> **Exercise requirements**: An exact restatement of every record is required.
-=-=-
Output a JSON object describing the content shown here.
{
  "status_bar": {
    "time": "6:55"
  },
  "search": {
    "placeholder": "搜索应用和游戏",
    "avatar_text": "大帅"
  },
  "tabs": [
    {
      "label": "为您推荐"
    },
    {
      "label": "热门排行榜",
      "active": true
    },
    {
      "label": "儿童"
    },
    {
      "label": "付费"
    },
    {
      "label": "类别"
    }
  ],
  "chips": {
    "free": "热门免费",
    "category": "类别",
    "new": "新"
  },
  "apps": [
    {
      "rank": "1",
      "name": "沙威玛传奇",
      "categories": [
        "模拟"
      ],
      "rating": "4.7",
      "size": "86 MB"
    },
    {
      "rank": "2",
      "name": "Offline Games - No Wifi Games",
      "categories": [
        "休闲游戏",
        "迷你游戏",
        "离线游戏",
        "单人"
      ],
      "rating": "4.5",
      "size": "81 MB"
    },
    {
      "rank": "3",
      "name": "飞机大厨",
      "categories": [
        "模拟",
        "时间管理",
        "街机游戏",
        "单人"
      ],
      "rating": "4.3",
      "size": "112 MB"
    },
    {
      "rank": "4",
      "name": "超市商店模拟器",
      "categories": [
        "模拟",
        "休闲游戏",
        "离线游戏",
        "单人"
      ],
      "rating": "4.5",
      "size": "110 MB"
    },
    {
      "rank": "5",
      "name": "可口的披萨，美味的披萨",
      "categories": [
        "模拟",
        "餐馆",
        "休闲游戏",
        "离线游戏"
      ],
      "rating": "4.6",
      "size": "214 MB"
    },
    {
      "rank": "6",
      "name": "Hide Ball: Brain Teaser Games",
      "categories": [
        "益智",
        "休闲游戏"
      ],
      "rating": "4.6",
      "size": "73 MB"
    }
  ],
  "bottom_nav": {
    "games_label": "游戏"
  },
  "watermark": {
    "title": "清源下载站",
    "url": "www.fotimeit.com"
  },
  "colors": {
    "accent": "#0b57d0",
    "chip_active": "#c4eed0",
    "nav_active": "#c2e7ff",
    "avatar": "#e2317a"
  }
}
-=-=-
> **Exercise result**:
Output a JSON object describing the content shown here.
{
  "status_bar": {
    "time": "6:55"
  },
  "search": {
    "placeholder": "搜索应用和游戏",
    "avatar_text": "大帅"
  },
  "tabs": [
    {
      "label": "为您推荐"
    },
    {
      "label": "热门排行榜",
      "active": true
    },
    {
      "label": "儿童"
    },
    {
      "label": "付费"
    },
    {
      "label": "类别"
    }
  ],
  "chips": {
    "free": "热门免费",
    "category": "类别",
    "new": "新"
  },
  "apps": [
    {
      "rank": "1",
      "name": "沙威玛传奇",
      "categories": [
        "模拟"
      ],
      "rating": "4.7",
      "size": "86 MB"
    },
    {
      "rank": "2",
      "name": "Offline Games - No Wifi Games",
      "categories": [
        "休闲游戏",
        "迷你游戏",
        "离线游戏",
        "单人"
      ],
      "rating": "4.5",
      "size": "81 MB"
    },
    {
      "rank": "3",
      "name": "飞机大厨",
      "categories": [
        "模拟",
        "时间管理",
        "街机游戏",
        "单人"
      ],
      "rating": "4.3",
      "size": "112 MB"
    },
    {
      "rank": "4",
      "name": "超市商店模拟器",
      "categories": [
        "模拟",
        "休闲游戏",
        "离线游戏",
        "单人"
      ],
      "rating": "4.5",
      "size": "110 MB"
    },
    {
      "rank": "5",
      "name": "可口的披萨，美味的披萨",
      "categories": [
        "模拟",
        "餐馆",
        "休闲游戏",
        "离线游戏"
      ],
      "rating": "4.6",
      "size": "214 MB"
    },
    {
      "rank": "6",
      "name": "Hide Ball: Brain Teaser Games",
      "categories": [
        "益智",
        "休闲游戏"
      ],
      "rating": "4.6",
      "size": "73 MB"
    }
  ],
  "bottom_nav": {
    "games_label": "游戏"
  },
  "watermark": {
    "title": "清源下载站",
    "url": "www.fotimeit.com"
  },
  "colors": {
    "accent": "#0b57d0",
    "chip_active": "#c4eed0",
    "nav_active": "#c2e7ff",
    "avatar": "#e2317a"
  }
}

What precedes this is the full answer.